## PROBLEM REQUIREMENTS
Find the lines in the entries that follow where the word "this" occurs, and state how many there are, with no other words.

---+---

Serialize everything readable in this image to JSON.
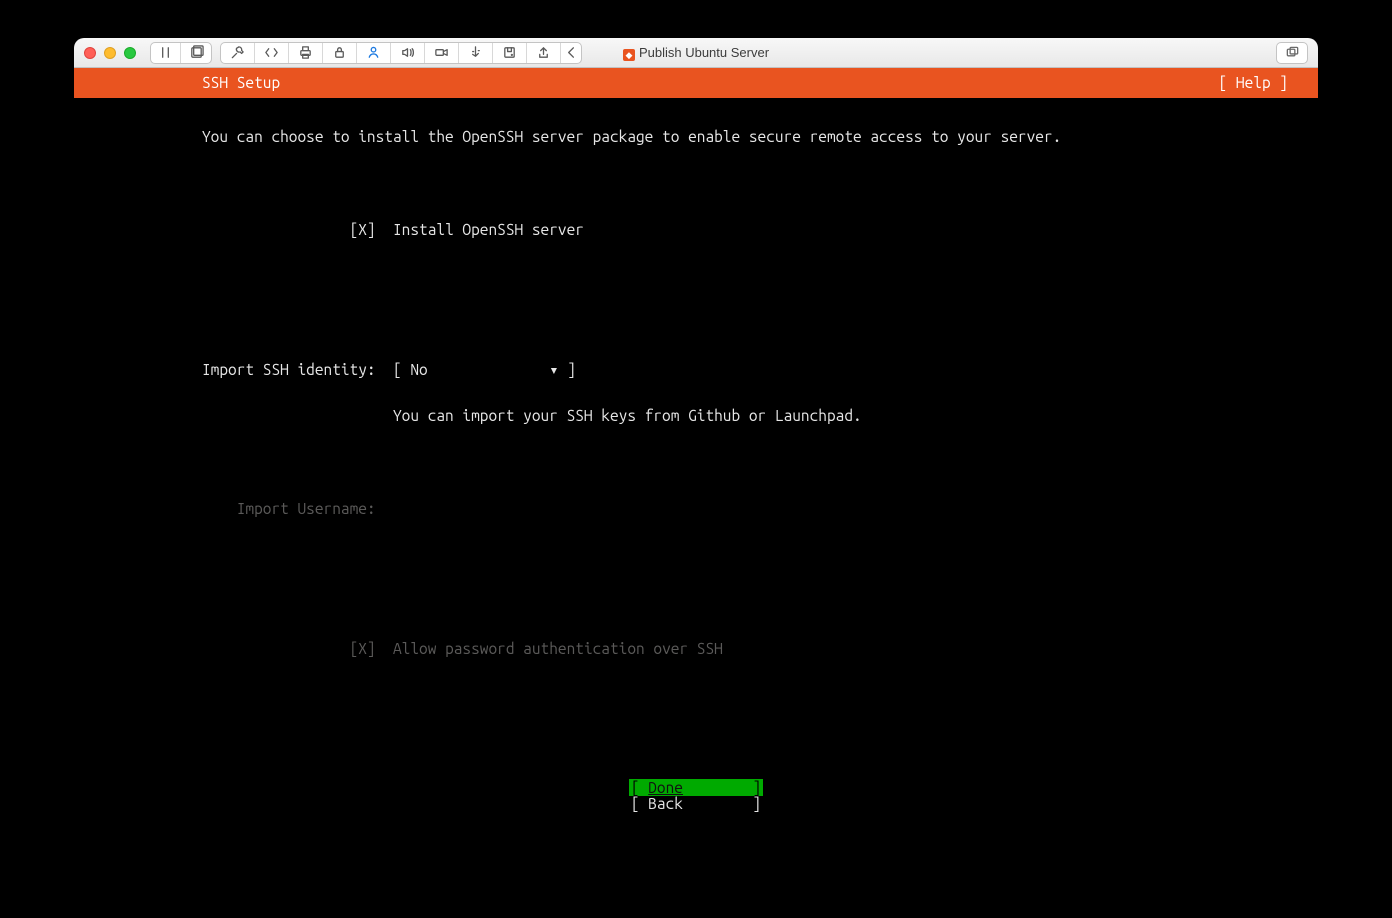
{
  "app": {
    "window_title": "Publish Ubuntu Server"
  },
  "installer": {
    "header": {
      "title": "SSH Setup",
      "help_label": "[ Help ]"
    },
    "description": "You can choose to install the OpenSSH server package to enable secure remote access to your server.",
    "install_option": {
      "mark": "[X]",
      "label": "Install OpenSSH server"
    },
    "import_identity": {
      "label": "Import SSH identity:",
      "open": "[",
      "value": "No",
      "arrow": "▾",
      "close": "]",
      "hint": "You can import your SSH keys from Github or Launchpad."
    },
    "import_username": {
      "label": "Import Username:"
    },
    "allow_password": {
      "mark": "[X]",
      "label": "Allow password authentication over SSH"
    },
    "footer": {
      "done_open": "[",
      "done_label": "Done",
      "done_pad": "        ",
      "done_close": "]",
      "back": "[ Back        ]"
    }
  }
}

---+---

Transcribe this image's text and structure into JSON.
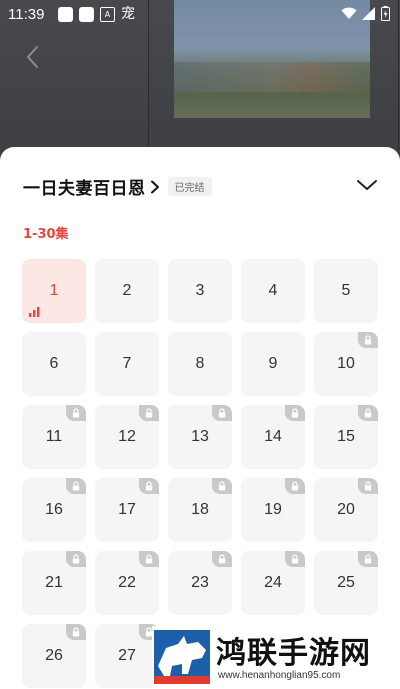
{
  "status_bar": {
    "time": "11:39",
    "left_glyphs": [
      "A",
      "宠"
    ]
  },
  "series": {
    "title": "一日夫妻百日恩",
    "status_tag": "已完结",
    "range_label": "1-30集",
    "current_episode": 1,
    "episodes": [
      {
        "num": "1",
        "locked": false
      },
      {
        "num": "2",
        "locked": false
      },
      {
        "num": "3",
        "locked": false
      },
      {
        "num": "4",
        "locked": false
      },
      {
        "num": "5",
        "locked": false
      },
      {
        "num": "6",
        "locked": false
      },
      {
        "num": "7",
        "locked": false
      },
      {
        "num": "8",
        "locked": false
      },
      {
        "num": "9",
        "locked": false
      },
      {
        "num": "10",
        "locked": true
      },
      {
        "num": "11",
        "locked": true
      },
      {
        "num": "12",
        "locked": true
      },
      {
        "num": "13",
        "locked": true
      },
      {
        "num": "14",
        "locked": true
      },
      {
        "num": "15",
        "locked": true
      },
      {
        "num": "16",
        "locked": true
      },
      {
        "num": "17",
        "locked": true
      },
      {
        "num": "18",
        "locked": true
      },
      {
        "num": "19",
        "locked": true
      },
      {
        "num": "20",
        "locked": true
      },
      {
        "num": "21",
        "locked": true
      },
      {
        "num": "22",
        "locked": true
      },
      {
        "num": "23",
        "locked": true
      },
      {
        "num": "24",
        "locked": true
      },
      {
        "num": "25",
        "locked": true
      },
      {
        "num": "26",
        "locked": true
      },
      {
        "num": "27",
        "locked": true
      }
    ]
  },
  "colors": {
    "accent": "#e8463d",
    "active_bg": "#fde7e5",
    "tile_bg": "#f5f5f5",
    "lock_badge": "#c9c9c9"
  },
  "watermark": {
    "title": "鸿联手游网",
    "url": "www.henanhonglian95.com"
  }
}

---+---

## EXPECTED OUTPUT
2